We also added the ability to view new citations from your projects or the book or article where you created them.

Notes (0)
Bookmarks (0)

You have no saved items from this article

Project items include:
  • Saved book/article
  • Highlights
  • Quotes/citations
  • Notes
  • Bookmarks
Notes
Cite this article

Cited article

Style
Citations are available only to our active members.
Sign up now to cite pages or passages in MLA, APA and Chicago citation styles.

(Einhorn, 1992, p. 25)

(Einhorn 25)

1

1. Lois J. Einhorn, Abraham Lincoln, the Orator: Penetrating the Lincoln Legend (Westport, CT: Greenwood Press, 1992), 25, http://www.questia.com/read/27419298.

Cited article

Expanding the Trail Phillips Blazed; New Director Sees Latest Art Fitting Founder's Vision
Settings

Settings

Typeface
Text size Smaller Larger Reset View mode
Search within

Search within this article

Look up

Look up a word

  • Dictionary
  • Thesaurus
Please submit a word or phrase above.
Print this page

Print this page

Why can't I print more than one page at a time?

Full screen

matching results for page

Cited passage

Style
Citations are available only to our active members.
Sign up now to cite pages or passages in MLA, APA and Chicago citation styles.

"Portraying himself as an honest, ordinary person helped Lincoln identify with his audiences." (Einhorn, 1992, p. 25).

"Portraying himself as an honest, ordinary person helped Lincoln identify with his audiences." (Einhorn 25)

"Portraying himself as an honest, ordinary person helped Lincoln identify with his audiences."1

1. Lois J. Einhorn, Abraham Lincoln, the Orator: Penetrating the Lincoln Legend (Westport, CT: Greenwood Press, 1992), 25, http://www.questia.com/read/27419298.

Cited passage

Welcome to the new Questia Reader

The Questia Reader has been updated to provide you with an even better online reading experience.  It is now 100% Responsive, which means you can read our books and articles on any sized device you wish.  All of your favorite tools like notes, highlights, and citations are still here, but the way you select text has been updated to be easier to use, especially on touchscreen devices.  Here's how:

1. Click or tap the first word you want to select.
2. Click or tap the last word you want to select.

OK, got it!

Thanks for trying Questia!

Please continue trying out our research tools, but please note, full functionality is available only to our active members.

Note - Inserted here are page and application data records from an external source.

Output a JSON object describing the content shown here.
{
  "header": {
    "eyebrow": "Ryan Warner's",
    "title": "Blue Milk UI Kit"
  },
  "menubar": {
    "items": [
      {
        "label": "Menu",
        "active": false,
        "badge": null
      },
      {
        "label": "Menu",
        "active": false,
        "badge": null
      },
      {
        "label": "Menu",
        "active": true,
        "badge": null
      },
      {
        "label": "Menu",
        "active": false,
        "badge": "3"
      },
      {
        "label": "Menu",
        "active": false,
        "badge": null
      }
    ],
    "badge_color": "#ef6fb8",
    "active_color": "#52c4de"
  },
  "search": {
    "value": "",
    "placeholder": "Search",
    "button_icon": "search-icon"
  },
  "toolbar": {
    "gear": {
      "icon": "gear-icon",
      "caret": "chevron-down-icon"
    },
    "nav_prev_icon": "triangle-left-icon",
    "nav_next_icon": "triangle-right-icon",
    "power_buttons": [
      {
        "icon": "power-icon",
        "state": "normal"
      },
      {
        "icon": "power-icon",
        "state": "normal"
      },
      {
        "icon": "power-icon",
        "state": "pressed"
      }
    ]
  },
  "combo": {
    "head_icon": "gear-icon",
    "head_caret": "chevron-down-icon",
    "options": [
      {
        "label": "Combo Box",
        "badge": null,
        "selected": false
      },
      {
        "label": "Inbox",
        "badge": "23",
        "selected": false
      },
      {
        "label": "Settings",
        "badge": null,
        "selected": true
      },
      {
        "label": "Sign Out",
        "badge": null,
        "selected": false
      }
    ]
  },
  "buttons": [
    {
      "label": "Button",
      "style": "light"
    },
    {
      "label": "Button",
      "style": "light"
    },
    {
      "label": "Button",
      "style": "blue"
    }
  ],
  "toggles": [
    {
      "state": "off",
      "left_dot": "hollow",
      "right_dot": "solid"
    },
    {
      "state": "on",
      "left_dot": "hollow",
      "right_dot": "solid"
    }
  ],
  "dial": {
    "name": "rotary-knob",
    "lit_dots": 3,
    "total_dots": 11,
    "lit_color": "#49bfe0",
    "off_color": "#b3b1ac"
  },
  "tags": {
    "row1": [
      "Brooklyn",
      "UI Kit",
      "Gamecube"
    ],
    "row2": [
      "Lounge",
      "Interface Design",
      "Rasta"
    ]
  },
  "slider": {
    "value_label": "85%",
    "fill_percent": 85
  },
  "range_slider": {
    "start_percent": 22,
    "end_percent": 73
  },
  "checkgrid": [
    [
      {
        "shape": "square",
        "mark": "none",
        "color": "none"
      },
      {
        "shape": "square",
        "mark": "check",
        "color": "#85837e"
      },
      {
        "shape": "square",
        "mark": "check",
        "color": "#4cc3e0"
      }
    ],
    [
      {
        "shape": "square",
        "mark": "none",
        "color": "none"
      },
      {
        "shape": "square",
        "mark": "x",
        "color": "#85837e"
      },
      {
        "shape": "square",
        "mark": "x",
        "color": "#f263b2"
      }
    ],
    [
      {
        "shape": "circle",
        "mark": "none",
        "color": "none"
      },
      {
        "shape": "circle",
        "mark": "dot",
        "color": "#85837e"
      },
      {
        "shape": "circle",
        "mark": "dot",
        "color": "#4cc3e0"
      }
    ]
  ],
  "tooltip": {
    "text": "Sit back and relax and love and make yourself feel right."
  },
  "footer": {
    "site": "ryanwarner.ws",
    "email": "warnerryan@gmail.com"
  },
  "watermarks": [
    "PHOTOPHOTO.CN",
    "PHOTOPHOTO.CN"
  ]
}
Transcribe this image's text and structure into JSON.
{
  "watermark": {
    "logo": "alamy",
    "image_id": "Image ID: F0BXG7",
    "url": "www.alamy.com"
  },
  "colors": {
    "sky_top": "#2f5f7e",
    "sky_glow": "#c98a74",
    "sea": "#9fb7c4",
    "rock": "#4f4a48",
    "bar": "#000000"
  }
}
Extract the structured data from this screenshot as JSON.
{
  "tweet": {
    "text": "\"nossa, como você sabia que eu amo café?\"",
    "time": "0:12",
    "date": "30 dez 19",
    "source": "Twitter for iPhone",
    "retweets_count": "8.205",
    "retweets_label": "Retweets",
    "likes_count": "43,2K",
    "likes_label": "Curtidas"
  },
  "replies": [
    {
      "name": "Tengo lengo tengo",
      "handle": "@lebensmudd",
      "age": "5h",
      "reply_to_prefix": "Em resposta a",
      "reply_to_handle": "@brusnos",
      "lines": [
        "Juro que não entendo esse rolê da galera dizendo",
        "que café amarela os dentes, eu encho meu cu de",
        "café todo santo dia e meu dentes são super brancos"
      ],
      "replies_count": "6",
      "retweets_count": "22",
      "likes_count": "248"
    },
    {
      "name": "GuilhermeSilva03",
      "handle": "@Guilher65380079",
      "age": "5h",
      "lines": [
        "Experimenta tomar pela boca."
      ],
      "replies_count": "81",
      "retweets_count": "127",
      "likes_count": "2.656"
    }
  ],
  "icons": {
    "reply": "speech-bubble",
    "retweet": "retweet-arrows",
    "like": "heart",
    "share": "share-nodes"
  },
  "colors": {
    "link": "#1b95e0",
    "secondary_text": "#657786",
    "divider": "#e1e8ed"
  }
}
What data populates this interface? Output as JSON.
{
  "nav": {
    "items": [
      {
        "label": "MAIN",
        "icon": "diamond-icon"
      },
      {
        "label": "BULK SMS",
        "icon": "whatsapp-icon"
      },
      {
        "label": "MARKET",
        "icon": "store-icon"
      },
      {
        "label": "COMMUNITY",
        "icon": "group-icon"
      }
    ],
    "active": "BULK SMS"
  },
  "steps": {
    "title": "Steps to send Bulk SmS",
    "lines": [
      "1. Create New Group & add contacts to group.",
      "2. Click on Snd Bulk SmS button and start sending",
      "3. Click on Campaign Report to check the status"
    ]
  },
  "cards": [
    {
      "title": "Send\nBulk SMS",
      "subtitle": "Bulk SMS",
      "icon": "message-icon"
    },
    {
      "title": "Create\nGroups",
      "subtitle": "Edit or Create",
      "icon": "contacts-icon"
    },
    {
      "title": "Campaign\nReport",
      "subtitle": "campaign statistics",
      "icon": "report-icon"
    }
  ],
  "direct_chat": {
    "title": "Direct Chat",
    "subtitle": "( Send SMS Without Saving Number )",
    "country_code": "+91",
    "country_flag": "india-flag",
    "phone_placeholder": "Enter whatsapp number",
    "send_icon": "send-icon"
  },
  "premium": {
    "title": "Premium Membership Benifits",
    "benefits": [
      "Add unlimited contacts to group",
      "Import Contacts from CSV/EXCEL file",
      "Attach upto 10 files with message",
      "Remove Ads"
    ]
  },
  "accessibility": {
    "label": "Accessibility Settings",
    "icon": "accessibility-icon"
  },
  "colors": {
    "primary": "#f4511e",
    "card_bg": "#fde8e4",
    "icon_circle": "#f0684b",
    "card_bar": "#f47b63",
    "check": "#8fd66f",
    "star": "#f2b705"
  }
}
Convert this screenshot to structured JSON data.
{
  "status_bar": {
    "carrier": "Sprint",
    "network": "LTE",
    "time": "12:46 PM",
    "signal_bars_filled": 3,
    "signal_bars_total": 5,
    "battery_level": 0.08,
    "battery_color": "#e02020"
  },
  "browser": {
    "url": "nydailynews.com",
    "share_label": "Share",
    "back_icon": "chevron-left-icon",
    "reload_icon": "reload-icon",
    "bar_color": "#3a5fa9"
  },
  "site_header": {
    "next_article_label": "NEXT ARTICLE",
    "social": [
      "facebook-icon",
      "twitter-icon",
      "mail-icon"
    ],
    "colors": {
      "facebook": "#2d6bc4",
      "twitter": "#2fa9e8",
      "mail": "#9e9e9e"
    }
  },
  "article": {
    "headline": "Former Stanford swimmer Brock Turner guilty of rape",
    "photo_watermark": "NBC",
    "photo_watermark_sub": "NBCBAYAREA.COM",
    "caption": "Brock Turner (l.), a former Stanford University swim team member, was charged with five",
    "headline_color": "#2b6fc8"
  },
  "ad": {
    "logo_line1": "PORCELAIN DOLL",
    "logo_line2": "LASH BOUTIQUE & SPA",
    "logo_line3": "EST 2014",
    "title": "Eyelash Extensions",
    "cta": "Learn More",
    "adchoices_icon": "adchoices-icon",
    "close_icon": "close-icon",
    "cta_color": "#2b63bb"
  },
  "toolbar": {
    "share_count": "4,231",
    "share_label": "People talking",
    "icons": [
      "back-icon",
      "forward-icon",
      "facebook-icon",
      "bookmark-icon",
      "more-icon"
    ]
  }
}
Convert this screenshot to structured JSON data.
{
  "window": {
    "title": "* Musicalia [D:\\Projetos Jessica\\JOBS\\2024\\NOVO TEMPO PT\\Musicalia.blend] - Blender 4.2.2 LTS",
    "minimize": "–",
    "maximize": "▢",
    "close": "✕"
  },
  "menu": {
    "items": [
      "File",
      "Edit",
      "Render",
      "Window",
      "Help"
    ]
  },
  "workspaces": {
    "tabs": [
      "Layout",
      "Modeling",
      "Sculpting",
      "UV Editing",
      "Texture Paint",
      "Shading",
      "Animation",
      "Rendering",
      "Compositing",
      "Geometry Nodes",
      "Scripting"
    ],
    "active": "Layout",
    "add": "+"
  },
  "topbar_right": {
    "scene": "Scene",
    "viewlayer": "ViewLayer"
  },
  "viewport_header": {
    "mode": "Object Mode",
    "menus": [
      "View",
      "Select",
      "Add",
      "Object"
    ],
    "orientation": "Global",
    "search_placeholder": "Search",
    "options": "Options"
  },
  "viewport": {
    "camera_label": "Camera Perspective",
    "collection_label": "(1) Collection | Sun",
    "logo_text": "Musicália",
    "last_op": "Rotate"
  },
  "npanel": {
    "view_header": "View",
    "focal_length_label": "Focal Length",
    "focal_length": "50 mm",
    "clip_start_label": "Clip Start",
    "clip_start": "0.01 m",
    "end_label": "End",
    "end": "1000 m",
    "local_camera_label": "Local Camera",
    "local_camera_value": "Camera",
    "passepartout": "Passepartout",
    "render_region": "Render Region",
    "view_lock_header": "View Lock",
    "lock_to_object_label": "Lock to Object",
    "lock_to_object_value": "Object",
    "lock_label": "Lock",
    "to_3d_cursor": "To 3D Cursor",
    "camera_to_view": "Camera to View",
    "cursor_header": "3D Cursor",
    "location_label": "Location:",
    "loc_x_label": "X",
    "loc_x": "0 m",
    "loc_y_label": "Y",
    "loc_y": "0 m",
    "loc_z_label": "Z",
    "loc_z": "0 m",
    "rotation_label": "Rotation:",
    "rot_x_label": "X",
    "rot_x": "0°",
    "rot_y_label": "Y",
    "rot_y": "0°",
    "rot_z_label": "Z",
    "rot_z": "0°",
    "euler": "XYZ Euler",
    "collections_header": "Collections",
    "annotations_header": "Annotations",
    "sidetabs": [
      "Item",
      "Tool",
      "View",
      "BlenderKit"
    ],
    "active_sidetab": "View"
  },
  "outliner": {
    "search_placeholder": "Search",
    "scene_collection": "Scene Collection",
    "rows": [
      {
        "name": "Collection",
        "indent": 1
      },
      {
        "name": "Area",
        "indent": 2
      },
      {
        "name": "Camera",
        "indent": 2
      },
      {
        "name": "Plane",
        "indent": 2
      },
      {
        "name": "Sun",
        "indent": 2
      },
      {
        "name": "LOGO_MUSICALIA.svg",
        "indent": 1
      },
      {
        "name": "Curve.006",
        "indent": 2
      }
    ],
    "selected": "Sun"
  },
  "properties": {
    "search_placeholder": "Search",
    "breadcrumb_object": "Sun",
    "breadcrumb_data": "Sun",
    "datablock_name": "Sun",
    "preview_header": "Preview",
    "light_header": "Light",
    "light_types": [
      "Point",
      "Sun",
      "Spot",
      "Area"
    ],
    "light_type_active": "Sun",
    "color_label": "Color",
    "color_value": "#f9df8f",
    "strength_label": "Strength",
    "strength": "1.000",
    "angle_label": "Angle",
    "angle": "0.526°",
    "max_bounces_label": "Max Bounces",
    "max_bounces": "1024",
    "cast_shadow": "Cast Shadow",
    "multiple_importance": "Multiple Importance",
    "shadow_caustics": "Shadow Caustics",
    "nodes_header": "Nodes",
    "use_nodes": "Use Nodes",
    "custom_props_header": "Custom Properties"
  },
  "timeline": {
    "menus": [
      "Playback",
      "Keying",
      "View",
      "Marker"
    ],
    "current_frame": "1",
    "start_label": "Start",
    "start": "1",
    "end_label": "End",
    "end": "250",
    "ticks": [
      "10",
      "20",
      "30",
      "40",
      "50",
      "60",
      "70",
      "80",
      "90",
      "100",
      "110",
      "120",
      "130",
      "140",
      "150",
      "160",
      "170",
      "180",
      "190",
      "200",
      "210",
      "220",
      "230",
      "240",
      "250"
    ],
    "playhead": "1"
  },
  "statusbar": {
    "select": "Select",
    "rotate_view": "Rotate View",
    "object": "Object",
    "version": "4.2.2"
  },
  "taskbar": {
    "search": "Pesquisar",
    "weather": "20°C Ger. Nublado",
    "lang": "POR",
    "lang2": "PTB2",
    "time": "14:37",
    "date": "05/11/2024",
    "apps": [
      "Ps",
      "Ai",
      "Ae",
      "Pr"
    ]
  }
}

Your work will be lost once you leave this Web page.

For full access in an ad-free environment, sign up now for a FREE, 1-day trial.

Already a member? Log in now.